On the Circuit
Giannis Antetokounmpo, the superstar Greek-Nigerian basketball player for the NBA’s Milwaukee Bucks, agreed to serve as a brand ambassador for Israeli telemedicine startup Antidote Health.
Liron Zaslansky, Israel’s new consul general in Dubai, began her posting last week after serving as the Foreign Ministry’s director for Jordan, Syria and Lebanon.
Inbar Yacoby was appointed to lead software giant SAP’s startup accelerator in Tel Aviv, SAP.io Foundry, which identifies and helps develop potential business partners for the German company.
Ahead on the Circuit
Sept. 28-29, UAE: World Green Economy Summit. Dubai Electricity and Water Authority hosts environmental conference with the World Green Economy Organization. Dubai World Trade Centre.
Oct. 23-27, Israel: ECCV 2022. European Conference on Computer Vision holds the biennial event in Israel, gathering companies involved in computer vision and machine learning. Expo Tel Aviv.
Authorized Influencers: Saudi Arabia has instituted a licensing system for the influencer industry, setting fees for making money from one’s social media profile. Aspiring influencers must pay a fee of approximately $4,000 to the government’s General Commission for Audiovisual Media, which grants three-year permits to promote products and services through social media, provided it doesn’t violate Saudi laws or values.

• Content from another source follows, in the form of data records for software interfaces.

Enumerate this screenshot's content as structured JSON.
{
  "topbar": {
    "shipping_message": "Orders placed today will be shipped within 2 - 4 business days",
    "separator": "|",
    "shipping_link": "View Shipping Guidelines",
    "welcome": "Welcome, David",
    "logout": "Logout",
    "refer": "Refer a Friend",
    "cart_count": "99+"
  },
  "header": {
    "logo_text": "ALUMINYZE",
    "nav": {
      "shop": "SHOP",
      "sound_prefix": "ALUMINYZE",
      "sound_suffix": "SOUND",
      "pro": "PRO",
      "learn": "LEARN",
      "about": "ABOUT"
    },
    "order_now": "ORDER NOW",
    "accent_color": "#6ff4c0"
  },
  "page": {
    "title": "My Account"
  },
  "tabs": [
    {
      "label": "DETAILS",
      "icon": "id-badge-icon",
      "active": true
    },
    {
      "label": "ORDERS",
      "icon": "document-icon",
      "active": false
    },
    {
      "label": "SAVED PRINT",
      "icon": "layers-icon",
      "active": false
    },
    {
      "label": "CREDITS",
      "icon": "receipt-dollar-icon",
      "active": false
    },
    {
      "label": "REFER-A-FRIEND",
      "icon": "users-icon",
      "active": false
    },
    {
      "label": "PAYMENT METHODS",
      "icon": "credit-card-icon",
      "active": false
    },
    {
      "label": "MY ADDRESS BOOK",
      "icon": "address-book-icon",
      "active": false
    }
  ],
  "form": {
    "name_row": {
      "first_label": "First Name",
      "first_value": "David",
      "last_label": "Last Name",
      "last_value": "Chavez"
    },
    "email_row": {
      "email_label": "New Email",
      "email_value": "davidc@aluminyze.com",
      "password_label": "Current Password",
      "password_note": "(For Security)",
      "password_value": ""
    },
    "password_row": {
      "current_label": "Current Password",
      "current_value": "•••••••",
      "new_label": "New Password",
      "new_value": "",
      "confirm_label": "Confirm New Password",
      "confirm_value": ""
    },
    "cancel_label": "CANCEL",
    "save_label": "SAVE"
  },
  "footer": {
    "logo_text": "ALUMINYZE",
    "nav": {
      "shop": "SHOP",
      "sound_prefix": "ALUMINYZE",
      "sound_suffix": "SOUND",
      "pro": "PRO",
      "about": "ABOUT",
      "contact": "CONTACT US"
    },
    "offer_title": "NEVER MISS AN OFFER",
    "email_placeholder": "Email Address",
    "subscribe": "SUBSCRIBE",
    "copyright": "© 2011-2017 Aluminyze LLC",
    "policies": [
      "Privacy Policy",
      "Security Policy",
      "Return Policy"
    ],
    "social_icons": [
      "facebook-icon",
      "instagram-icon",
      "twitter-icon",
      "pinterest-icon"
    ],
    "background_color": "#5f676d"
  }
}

Warhol in Tehran: Artworks by Andy Warhol, Marcel Duchamp and Sol Lewitt are on display at the Tehran Museum of Contemporary Art after dwelling in a basement storage facility since the 1979 Iranian Revolution. The works by Western artists from the 19th and 20th centuries that were collected by Shah Reza Pahlavi and his wife Farah have been stashed away for more than four decades by order of Islamic government authorities. With the recent easing of some cultural restrictions, curators obtained permission to bring many of the works upstairs, according to the Associated Press. The new show, which has doubled traffic to the museum, features 34 artists and runs through mid-September.
Grappling with Morocco: Morocco’s national wrestling team will compete in an Israeli tournament this month commemorating the 50th anniversary of the killing of 12 Israeli athletes at the 1972 Munich Olympics. The decision to join the event, which will also include wrestlers from the U.S., Germany, Switzerland, Greece and Tajikistan, is seen as a fruit of the 2020 Abraham Accords normalizing Morocco’s ties with Israel. The tournament takes place Sept. 25-26 in the southern city of Beersheva.